* **What is expected**: Report the tally of lines featuring the word "structured" in the entries below, without anything else.

* **Dataset extract**:
------------------------------------------------------------
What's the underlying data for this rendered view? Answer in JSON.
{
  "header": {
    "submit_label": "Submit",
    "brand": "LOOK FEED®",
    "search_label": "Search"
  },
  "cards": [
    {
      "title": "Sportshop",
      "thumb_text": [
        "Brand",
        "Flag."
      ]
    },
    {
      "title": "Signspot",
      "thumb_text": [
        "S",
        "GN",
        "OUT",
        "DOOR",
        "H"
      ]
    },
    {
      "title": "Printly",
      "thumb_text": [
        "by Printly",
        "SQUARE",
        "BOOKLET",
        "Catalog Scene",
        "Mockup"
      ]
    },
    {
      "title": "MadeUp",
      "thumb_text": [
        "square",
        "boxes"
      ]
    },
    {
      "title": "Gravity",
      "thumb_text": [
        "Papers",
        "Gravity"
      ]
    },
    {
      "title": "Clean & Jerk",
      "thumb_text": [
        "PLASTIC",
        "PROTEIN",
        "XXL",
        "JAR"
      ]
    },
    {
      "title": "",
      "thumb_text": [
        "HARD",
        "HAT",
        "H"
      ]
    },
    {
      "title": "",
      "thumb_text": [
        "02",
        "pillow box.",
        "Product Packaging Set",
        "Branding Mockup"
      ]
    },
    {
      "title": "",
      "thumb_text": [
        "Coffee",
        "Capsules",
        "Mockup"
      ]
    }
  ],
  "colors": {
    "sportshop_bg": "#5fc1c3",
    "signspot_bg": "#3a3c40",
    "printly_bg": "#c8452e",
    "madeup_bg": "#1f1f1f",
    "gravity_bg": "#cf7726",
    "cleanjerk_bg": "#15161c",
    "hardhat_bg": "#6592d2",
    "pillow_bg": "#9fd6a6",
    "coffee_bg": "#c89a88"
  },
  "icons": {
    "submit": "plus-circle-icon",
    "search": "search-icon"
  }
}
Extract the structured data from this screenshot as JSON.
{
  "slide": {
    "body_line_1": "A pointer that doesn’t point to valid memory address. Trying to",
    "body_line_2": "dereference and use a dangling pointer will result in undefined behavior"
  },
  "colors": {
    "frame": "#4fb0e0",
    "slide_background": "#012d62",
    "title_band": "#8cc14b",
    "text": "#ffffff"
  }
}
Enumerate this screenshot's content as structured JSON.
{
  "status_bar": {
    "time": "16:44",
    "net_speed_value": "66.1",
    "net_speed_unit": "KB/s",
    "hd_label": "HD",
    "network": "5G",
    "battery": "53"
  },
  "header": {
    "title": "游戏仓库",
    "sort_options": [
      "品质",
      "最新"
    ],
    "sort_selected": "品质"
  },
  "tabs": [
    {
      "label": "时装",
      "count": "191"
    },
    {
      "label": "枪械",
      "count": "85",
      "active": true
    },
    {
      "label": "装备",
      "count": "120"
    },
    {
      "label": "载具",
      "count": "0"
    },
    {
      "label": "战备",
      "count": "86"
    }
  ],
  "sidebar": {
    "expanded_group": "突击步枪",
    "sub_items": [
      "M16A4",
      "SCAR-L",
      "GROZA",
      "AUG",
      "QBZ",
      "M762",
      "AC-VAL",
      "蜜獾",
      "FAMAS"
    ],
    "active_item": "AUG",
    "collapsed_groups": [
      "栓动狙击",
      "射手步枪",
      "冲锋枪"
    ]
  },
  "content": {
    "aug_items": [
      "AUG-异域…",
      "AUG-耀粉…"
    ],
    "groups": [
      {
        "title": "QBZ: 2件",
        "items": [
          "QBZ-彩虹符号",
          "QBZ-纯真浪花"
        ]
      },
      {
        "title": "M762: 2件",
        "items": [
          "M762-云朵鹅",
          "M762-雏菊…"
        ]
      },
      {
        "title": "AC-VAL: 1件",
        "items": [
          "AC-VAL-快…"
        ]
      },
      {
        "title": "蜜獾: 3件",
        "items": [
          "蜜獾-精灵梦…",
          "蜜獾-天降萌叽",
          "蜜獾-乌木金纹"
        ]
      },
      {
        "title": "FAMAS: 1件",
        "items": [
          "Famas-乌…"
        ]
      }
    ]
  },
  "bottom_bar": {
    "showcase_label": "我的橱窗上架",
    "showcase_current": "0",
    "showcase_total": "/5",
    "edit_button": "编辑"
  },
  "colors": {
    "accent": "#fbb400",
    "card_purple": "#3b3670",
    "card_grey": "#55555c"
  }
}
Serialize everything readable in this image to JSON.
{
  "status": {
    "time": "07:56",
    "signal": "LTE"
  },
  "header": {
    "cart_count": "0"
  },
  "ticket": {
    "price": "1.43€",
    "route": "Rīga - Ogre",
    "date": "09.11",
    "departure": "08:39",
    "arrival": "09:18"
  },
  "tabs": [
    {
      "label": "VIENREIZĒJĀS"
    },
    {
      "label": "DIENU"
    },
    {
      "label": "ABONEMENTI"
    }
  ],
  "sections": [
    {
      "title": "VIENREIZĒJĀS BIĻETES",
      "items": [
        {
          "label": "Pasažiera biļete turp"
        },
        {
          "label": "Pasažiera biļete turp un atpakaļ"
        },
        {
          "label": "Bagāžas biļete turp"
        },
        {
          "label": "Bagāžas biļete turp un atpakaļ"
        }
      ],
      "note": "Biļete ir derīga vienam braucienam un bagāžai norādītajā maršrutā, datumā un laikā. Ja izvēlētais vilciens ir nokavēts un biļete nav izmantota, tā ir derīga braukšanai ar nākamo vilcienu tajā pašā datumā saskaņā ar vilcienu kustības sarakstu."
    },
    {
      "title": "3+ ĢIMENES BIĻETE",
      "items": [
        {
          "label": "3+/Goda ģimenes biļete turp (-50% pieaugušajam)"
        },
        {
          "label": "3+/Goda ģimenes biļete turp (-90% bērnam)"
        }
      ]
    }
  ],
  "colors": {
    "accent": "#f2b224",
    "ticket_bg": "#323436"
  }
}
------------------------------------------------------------
* **Solution**: 2